Task |
Lines in which "SDIOCLK" appears should be pulled from the data below.

Provided records |
________________________________________

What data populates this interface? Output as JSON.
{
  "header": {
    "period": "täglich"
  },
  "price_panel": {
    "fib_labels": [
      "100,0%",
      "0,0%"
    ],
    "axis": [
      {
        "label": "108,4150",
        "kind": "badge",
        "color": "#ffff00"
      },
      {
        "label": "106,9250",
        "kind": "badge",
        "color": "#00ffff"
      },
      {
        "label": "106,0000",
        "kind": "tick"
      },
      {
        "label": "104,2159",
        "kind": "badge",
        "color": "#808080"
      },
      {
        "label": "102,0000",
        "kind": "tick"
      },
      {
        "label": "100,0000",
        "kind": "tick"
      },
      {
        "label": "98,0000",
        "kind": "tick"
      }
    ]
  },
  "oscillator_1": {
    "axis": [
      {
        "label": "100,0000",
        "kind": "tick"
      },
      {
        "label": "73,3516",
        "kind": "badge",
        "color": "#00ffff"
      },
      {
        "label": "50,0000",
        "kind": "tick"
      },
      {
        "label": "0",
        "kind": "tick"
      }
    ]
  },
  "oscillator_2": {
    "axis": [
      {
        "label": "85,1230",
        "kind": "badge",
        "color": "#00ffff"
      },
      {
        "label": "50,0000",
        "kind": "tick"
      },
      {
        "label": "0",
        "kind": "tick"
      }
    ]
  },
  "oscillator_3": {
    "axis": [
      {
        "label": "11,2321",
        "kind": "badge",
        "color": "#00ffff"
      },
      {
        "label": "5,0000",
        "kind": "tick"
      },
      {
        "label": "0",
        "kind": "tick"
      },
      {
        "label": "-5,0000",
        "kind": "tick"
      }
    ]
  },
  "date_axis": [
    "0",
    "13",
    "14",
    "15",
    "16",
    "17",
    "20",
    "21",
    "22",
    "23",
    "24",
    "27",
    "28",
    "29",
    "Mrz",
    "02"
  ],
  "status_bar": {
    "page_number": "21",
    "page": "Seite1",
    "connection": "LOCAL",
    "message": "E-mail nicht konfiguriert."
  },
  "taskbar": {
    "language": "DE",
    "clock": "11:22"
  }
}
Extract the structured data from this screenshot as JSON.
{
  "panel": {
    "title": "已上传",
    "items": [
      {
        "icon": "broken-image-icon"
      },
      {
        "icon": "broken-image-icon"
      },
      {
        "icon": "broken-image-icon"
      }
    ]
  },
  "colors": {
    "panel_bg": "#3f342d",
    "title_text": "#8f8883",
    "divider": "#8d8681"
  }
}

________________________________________

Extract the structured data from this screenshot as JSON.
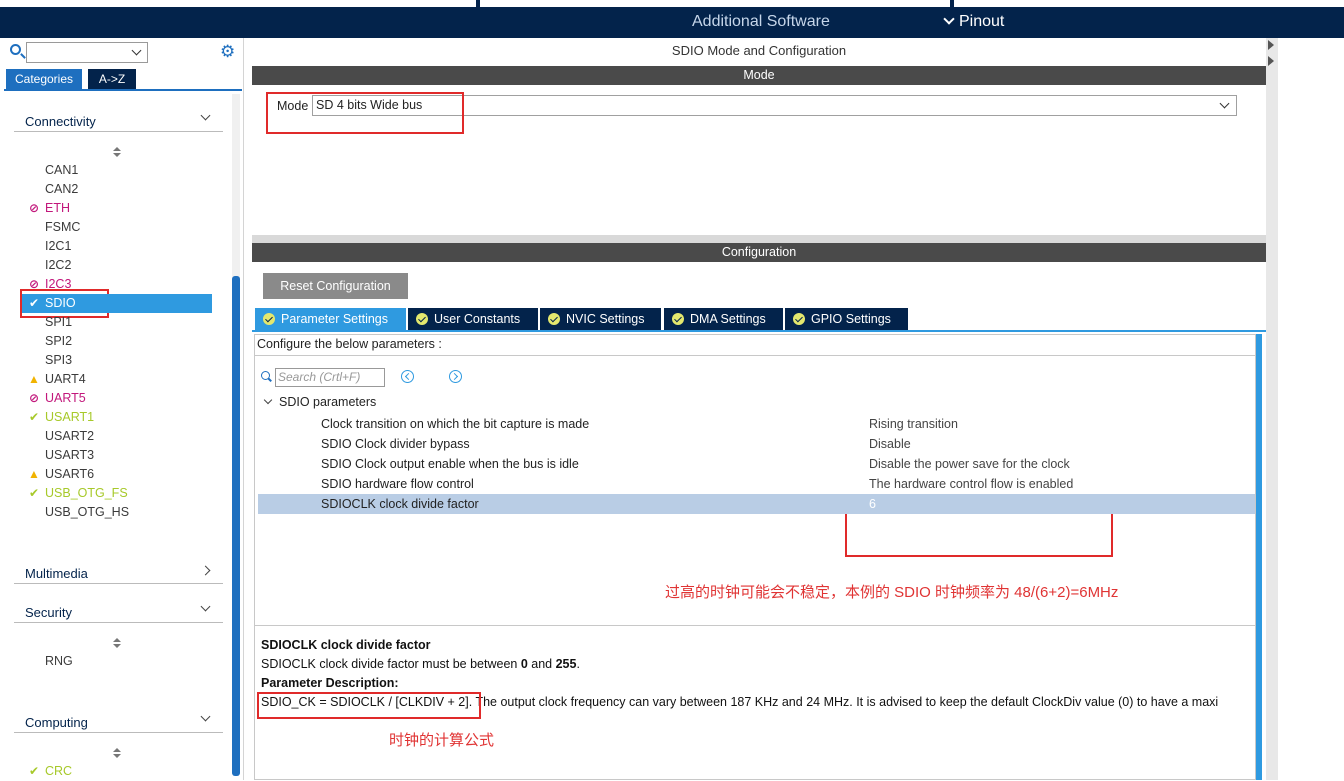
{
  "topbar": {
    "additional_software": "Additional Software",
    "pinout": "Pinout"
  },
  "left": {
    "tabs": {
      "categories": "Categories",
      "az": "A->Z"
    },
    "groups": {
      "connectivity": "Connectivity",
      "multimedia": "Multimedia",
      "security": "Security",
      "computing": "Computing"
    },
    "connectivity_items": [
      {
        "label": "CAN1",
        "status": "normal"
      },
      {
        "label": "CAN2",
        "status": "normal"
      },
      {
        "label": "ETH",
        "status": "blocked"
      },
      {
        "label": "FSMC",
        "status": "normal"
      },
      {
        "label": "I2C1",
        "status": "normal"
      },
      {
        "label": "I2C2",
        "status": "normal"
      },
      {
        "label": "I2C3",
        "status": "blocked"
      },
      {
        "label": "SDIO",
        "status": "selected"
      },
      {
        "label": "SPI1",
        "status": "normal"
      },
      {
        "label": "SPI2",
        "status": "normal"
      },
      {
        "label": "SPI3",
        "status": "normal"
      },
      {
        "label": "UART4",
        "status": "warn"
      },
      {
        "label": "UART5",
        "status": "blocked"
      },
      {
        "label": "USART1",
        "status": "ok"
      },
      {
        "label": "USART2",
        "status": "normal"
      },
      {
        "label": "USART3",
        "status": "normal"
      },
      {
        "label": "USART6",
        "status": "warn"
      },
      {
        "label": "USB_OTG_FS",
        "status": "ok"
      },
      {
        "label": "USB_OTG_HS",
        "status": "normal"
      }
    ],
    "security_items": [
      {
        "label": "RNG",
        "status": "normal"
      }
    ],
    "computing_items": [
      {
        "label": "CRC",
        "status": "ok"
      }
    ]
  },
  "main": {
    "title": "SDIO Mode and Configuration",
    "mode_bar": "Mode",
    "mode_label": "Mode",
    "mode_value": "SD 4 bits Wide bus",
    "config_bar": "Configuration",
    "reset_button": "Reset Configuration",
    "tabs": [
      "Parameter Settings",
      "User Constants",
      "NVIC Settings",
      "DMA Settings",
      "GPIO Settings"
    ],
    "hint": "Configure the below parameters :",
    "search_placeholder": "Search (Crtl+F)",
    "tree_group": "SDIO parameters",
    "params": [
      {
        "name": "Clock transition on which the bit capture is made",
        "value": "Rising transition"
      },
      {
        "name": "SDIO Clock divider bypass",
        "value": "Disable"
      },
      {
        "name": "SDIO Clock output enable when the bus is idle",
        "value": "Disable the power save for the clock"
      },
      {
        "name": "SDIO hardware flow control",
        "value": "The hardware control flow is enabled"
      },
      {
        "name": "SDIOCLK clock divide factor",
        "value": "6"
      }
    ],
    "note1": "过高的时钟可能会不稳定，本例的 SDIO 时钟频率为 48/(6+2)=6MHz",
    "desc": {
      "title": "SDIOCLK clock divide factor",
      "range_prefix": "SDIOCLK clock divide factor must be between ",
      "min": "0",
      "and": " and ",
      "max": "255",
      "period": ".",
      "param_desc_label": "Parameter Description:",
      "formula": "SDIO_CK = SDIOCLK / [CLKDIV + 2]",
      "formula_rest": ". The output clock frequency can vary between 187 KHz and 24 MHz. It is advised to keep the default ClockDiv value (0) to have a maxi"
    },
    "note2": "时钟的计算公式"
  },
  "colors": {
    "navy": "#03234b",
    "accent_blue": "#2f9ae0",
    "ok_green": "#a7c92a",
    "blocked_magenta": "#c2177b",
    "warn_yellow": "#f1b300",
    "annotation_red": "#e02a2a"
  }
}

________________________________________

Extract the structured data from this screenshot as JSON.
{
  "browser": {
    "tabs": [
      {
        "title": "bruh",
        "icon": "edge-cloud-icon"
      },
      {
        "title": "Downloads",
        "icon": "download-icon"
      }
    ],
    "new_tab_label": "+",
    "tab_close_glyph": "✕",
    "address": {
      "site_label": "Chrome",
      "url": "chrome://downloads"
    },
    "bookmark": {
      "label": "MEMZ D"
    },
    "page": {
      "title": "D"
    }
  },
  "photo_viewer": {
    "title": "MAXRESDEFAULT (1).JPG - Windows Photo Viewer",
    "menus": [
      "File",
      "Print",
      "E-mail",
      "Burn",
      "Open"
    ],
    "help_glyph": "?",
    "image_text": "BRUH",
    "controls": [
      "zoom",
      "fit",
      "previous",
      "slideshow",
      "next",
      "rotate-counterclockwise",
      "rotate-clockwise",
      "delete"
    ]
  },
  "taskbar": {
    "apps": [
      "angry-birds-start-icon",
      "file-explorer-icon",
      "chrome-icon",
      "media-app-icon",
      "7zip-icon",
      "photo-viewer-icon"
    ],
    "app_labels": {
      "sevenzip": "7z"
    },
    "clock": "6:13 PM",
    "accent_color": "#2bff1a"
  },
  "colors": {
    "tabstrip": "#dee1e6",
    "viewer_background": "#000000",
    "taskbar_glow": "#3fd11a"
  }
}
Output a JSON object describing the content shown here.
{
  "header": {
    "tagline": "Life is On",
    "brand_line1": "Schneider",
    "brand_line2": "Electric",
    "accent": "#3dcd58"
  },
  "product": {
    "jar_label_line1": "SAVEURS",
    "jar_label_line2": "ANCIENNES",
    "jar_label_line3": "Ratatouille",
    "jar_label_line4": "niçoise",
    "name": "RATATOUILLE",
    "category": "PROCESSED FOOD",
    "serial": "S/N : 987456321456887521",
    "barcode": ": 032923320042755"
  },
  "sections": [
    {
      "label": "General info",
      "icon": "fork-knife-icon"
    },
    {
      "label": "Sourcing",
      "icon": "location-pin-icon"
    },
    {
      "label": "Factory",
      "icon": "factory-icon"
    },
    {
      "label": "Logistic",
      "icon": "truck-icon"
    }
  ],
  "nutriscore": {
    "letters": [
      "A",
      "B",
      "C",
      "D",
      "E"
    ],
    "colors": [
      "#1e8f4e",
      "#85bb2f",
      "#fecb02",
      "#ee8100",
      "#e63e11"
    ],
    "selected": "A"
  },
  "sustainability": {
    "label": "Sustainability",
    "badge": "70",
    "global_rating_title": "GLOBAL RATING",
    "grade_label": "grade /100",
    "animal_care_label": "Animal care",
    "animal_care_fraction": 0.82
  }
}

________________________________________

Exercise response |
        "name": "SDIOCLK clock divide factor",
      "title": "SDIOCLK clock divide factor",
      "range_prefix": "SDIOCLK clock divide factor must be between ",
      "formula": "SDIO_CK = SDIOCLK / [CLKDIV + 2]",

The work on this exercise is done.